The International Crimes Tribunal in Bangladesh is an ongoing court mandated to investigate and prosecute individuals who committed atrocities during Bangladesh’s war of independence with Pakistan in 1971.
On February 5, 2013, the Tribunal sentenced Jamatt-e-Islami chief Abdul Kader Mullah to life for his alleged role in crimes committed during the 1971 independence war. Mullah was convicted on five of six counts, including murder and rape as crimes against humanity. The ruling sparked nearly two weeks of angry mass protests throughout Bangladesh resulting in parliament amending a law that will now allow the state to retroactively appeal against the life sentence and seek the death penalty.
Under the amended law, the government and others can now appeal against verdicts at the International Criminal Tribunal. The amendment also gives powers to the special tribunal to prosecute organizations or political parties who were allegedly involved in the war crimes. As eight of the accused are Jamaat party leaders, many within the party believe the change in the law is nothing but an attempt by the government to destroy it. However, the remaining two accused are members of Bangladesh Nationalist Party.

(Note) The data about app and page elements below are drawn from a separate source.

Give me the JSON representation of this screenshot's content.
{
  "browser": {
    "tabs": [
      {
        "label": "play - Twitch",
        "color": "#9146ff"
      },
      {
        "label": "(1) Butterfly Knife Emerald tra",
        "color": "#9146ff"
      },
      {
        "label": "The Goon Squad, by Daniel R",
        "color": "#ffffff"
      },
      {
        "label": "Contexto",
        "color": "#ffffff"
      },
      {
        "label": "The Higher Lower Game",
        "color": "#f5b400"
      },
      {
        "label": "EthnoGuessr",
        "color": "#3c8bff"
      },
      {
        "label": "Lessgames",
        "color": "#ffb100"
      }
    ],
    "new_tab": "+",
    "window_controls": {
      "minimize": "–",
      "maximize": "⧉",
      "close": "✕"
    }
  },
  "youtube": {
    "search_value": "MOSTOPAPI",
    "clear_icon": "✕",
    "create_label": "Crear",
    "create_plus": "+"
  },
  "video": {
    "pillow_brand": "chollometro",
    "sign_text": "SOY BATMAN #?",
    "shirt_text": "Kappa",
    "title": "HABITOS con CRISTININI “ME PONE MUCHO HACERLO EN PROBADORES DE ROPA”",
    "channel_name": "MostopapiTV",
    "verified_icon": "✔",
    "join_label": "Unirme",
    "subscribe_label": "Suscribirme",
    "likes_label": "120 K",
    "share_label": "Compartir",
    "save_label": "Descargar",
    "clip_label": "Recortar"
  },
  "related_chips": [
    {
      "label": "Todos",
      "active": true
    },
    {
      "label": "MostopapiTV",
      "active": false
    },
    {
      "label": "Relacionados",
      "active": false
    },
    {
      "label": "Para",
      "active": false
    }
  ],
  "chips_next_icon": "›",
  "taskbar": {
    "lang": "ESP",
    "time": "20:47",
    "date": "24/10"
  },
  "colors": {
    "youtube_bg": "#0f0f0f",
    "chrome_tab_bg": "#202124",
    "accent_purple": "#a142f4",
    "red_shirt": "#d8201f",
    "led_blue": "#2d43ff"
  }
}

According to the BBC, the amended law puts the political rivals of the current Prime Minister on edge. As Prime Minister Sheikh Hasina made prosecuting war crimes a key goal of her government, critics have accused the government of pursuing political vendetta through the tribunal. Furthermore, as the majority of the accused are from Jamaat Party, if the party is indicted and then found guilty, the party can “be banned” from politics.
Another critique of this amended law and its effect on the tribunal is that it falls below the international standards required for a fair trial. According to Human Rights Watch, retroactive legislation violates fair trial standards because it undermines the work the Tribunal has done thus far. Although the government, including the Law Minister, stated that it had been drafted to ensure equal rights for both the government and the convicted, the law still grants extensive power, retroactively, to the prosecution to appeal decisions by the Tribunal.
The impact the amended law will have on the Bengali political climate or the effectiveness of the Tribunal is unclear. Even though government supporters believe that the amendment will positively affect the Tribunal and allow for fairer trials, many believe that the amendment will cause more hardship for the Tribunal long-term. For example, as the legitimacy hangs in the balance, Human Right Watch notes that some defense witnesses have decided not to go to court and that there is concern the judges will be afraid to hand out sentences other than the death penalty. Thus, as one commentator succinctly put, “instead of explaining to the public the separation of powers and the rule of law . . . the government has now directly intervened in the trial process.”
Victoria Kelley is a 3L and Alumni Editor on the Denver Journal of International Law and Politics